The unmet need for personalized follow-up care due to a wide variety of health burdens after treatment needs to be addressed.
Breast cancer patients need personalized follow up care after breast cancer treatment due to a wide spectrum of varying health burdens, according to a study presented at the European Society for Medical Oncology’s ESMO Breast Cancer Virtual Congress 2021.1
The study was conducted by Kelly de Ligt, PhD, of the division of psychosocial oncology and epidemiology at the Netherlands Cancer Institute at the Antoni van Leeuwenhoek Hospital in Amsterdam, Netherlands, and colleagues.
“We wanted to measure the overall burden on their health-related quality of life and see if any patterns emerged that would better inform us on which individuals require active symptom management,” de Ligt said in an ESMO press release.
Women were selected from the Netherlands Cancer Registry and were 1 to 5 years out from a stage I to stage III breast cancer diagnosis that was surgically treated with or without adjuvant treatment. Researchers asked 404 breast cancer survivors about their post-treatment experience with pain, nausea, fatigue, shortness of breath, appetite, constipation, diarrhea, insomnia, and cognitive and emotional symptoms.
Researchers analyzed women’s answers, and reported 3 subgroups based on women's responses, classifying them as having low, intermediate, or high symptom burdens.
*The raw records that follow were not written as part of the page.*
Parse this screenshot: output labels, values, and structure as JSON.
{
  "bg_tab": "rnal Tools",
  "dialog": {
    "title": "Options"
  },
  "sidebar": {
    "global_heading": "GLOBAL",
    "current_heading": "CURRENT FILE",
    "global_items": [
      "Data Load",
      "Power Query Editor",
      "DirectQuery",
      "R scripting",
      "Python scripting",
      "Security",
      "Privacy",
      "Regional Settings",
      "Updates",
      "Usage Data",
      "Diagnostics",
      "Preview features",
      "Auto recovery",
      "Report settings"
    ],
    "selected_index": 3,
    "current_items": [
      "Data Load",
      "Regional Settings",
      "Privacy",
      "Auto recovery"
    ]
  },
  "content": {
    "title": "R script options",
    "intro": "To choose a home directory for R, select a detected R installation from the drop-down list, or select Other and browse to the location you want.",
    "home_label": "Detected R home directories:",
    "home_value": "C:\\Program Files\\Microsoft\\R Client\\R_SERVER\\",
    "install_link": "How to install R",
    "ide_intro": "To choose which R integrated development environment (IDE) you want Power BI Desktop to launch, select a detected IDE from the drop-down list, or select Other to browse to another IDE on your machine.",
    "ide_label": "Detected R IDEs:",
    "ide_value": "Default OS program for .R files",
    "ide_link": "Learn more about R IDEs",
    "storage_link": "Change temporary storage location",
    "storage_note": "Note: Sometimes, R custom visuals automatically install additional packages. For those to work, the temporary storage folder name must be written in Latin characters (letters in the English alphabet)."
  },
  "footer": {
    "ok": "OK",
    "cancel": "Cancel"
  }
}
Nearly 1/3 of women belonged to the low burden group and were less affected than the representative sample of 1,300 Dutch women who had filled out the researcher’s questionnaire.1 In the ESMO press release, de Ligt said she was pleasantly surprised that this group of women was doing better than that representative sample.
Fifty-five percent of women fell into the intermediate burden category, researchers said, adding that their results were similar to the representative sample. However, the intermediate group reported slightly worse insomnia, fatigue, and cognitive symptoms.1
Fifteen percent of the women were in the high burden group, with 1 in 6 reporting worse symptoms than the representative sample.1 “The differences, ranging between 15 and 20 percentage points, were large enough to be considered not just statistically significant, but clinically relevant as well,” de Ligt said in the release. Patients with heart disease, diabetes, and other comorbidities were more likely to be in the high burden group, researchers said.1 de Ligt said the association was so strong that researchers were unable to connect the level of symptom burden with the type of treatment patients had received.
“However, because we measured symptom burden and comorbidities at the same time in the study, we cannot draw conclusions from these findings alone. Future research should attempt to measure patients’ health-related quality of life through Patient Reported Outcome Measures (PROMs) before the start of treatment for breast cancer and afterward to allow us to measure the effect of the therapy,” de Ligt commented.
Another study that looked at 621 breast cancer survivors treated between 2003- 2013 at Oulu University Hospital in Finland showed the need for personalized care.2 That study found only 25% of cancer recurrences were detected during pre-planned control visits, according to the ESMO release. In addition, more than half of recurrences in 95 cases were found when the patient contacted their physician with new symptoms, most often pain.
Breast cancer expert Nadia Harbeck, MD, PhD, head of the Breast Center at LMU University Hospital of Munich, Germany, and who is unaffiliated with either study, commented in the ESMO press release on the findings. She said, “Gathering data from a larger group of women could help us to gain more insight, and it would be interesting to see this study reproduced in other countries to ascertain whether there are also cultural and social factors impacting patients’ answers.”
In an interview with Contemporary OB/GYN®, de Ligt said that while previous studies have examined these symptoms as separate, independent items, survivors usually experience multiple symptoms that can add up. “We therefore studied the overall symptom burden in breast cancer survivors and tried to identify patterns in this. We believe this may be more relevant, as currently the needs of breast cancer survivors are not fully met and there is a growing demand for personalized follow-up care,” de Ligt said.
De Ligt noted that the first practical step towards care personalization is that providers need to be able to detect these needs. “Regular assessment with Patient Reported Outcome Measures (PROMs) before the start of treatment for breast cancer and afterwards up can play an important part of regular clinical care in detecting bothersome symptoms in patients. We are currently implementing regular PROM assessment in our daily clinical practice at the Netherlands Cancer Institute in Amsterdam,” she said.
For next steps in research towards personalized care, de Ligt said that finding out which patient and treatment characteristics are associated with symptom burden would be helpful. “Ideally, health care providers would want to know early in the care process which follow-up arrangements would probably serve their patients. Patients with comorbidities may be served better by follow-up arrangements that are sensitive to their more complex, comorbid health status. However, because we measured symptom burden and comorbidities at the same time in the study, we cannot draw conclusions from these findings alone. Regular assessment with PROMs before the start of treatment for breast cancer and afterwards up to several years will also allow us to better measure the effect of treatment,” de Ligt said.